On Saturday, December 27, 2008, after eight years of continuing rocket attacks on its territory by Islamic terrorist organizations, Israel launched a full-scale military operation against the Hamas regime in the Gaza Strip. Officially named Operation Cast Lead, it began with massive air-strikes against Hamas and Islamic Jihad targets, and continued with a ground incursion in which thousands of Israeli soldiers participated. After twenty-two days of fighting, Israel announced a unilateral ceasefire, which became effective on January 18, 2009.
While the political and military achievements of the operation are contested, the damage it left in its wake is undisputed. Ten Israeli soldiers and three Israeli civilians were killed. Due to the asymmetry of forces, the Palestinian side sustained especially heavy casualties: According to Palestinian sources in the Gaza Strip (whose credibility, it must be noted, is questionable), more than one thousand people were killed and much of Gaza’s infrastructure was destroyed. Humanitarian relief agencies estimate that nearly 100,000 Palestinians were left homeless.
The destruction caused by the Gaza operation, as well as the disturbing pictures of it broadcast around the world, incited violent international protest and a public debate within Israel itself. The most outspoken critics of the operation accused the Jewish state of engaging in excessive and indiscriminate aggression, as well as committing war crimes against the Palestinians. More moderate commentators questioned the necessity of some of the Israel Defense Forces’ (IDF) actions during the fighting, and wondered whether the operation could have been brought to a close without causing such widespread carnage.

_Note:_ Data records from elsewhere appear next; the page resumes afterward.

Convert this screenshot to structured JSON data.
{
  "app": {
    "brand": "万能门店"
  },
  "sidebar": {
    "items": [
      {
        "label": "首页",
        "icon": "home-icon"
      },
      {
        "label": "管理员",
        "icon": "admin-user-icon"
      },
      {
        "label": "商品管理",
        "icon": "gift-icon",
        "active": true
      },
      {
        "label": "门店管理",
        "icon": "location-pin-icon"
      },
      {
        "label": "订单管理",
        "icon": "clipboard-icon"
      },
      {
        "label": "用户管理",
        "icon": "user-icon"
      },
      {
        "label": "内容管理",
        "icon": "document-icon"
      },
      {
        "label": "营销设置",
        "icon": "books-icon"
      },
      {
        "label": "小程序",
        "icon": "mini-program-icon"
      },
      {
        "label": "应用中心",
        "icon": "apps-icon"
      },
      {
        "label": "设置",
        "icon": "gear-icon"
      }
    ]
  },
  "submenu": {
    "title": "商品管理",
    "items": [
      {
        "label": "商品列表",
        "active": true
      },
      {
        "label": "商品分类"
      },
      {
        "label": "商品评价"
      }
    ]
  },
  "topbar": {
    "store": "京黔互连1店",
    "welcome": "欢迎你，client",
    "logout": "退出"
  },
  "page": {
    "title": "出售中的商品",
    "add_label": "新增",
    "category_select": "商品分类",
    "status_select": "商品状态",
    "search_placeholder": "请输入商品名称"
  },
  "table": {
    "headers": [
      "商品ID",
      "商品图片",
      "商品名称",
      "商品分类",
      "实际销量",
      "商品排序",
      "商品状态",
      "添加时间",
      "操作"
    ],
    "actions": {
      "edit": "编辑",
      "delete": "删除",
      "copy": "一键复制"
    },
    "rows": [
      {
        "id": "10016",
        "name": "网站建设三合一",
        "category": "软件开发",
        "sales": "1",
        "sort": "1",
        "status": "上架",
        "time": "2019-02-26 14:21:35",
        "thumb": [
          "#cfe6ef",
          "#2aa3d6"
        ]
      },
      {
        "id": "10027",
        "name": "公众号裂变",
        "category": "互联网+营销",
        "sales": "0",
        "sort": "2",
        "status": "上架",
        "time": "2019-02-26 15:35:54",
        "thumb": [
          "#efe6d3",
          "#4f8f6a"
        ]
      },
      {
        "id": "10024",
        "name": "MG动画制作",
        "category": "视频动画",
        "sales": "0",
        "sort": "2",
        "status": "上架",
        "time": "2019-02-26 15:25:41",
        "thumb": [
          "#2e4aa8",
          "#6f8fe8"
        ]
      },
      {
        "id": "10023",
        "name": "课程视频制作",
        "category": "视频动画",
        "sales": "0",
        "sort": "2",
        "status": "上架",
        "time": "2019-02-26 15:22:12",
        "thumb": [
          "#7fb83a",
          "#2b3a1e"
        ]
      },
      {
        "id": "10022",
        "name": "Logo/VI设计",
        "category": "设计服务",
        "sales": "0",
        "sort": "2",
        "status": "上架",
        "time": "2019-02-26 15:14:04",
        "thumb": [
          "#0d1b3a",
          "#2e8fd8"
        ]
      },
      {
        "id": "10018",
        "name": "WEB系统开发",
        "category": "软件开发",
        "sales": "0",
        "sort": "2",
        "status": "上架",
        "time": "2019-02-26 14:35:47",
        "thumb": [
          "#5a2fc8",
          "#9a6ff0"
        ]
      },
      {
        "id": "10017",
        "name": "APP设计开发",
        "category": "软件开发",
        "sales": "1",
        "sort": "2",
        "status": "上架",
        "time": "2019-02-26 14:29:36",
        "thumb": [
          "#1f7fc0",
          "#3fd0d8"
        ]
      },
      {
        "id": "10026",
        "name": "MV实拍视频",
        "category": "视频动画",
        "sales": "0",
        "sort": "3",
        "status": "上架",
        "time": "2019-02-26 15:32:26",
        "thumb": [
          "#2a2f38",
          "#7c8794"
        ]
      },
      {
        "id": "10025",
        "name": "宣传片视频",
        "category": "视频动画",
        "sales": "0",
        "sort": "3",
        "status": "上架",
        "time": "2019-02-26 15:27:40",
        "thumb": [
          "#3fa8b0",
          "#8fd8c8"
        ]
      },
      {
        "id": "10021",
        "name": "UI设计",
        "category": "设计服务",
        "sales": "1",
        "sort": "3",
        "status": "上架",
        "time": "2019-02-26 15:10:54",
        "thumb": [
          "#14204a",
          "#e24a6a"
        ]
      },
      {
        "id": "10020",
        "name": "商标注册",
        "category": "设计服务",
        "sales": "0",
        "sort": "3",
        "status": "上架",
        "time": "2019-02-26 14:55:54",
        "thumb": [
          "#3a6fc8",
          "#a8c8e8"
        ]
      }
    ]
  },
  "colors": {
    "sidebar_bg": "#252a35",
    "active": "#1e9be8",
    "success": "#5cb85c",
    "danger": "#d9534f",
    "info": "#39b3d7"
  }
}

Though understandable and perhaps inevitable, this heated debate is unfortunately founded, in most cases, on insufficient and flawed information, semantic confusion, and the misuse of moral principles. The main purpose of this article, written by one of Israel’s leading philosophers, is to try to deal with some of these shortcomings. At the very least, it points us toward the proper moral, ethical, and legal standards by which the Gaza operation should be evaluated.
A properly functioning state should plan its actions carefully, execute them appropriately, and examine them scrupulously afterwards. A military operation is an important and complex act of state, and it is not exempt from proper planning, execution, and examination.
Whenever a state conducts a military operation outside of its borders, it engages in a political action. In a democratic state, the government must rigorously examine the political considerations and decisions that led to this action. A military operation also involves the deployment of armed forces and the cooperation of intelligence agencies. Each of these institutions is also expected to undertake a professional, methodical, and searching post-hoc inquiry into the considerations taken and decisions made in every professional locus of control that has had an effect on the operation—including those of operative planning, tactical performance, and intelligence. A responsible inquiry into these loci may then lead to a professional investigation of other loci of influence, such as those involved in capability building (i.e., developing military doctrines, practical training, etc.).
These political investigations and professional inquiries must pay special attention to every aspect of the operation that is related to moral and ethical values. Decisions, commands, and actions should be closely examined in order to determine whether they appropriately manifested the moral principles of the State of Israel, the ethics of the IDF and the General Security Service, and the laws to which Israel is subject.
There are two stages to such an analysis: First, one must determine the requirements that every military operation must fulfill in light of Israel’s moral principles as a Jewish and democratic state;1 the ethical codes of the IDF and the General Security Service;2 the laws that Israel must observe as a state in which the rule of law prevails; and the laws it must observe as a properly functioning state subject to both jus gentium (the “law of nations,” i.e., international norms which apply to all states) and jus inter gentes (the “law between the peoples,” i.e., treaties and agreements entered into by sovereign nations). Second, one must ascertain whether the decisions made, orders issued, and actions performed in the course of the operation fulfilled these moral, ethical, and legal requirements. In order to do this, one needs as reliable, full, thorough, and accurate an account of the relevant facts as possible. It is impossible to complete any moral, ethical, or legal evaluation of an operation before an investigation of its political background and an inquiry into the military’s professional performance are completed. During and after Operation Cast Lead, many people, both in Israel and abroad, made statements about it as if this kind of examination had already been completed and its findings were at their disposal. Since it is reasonable to assume that not a single one of them had a reliable, full, thorough, and accurate account of the facts, their assertions can carry no moral, ethical, or legal significance at this stage.
Asa Kasher is Laura Schwarz-Kipp Professor Emeritus of Professional Ethics and Philosophy of Practice at Tel Aviv University. He is editor of Philosophia: Philosophical Quarterly of Israel, published in English by Springer; co-founder of the Journal of Military Ethics, published by Routledge; and co-author of the first IDF code of ethics.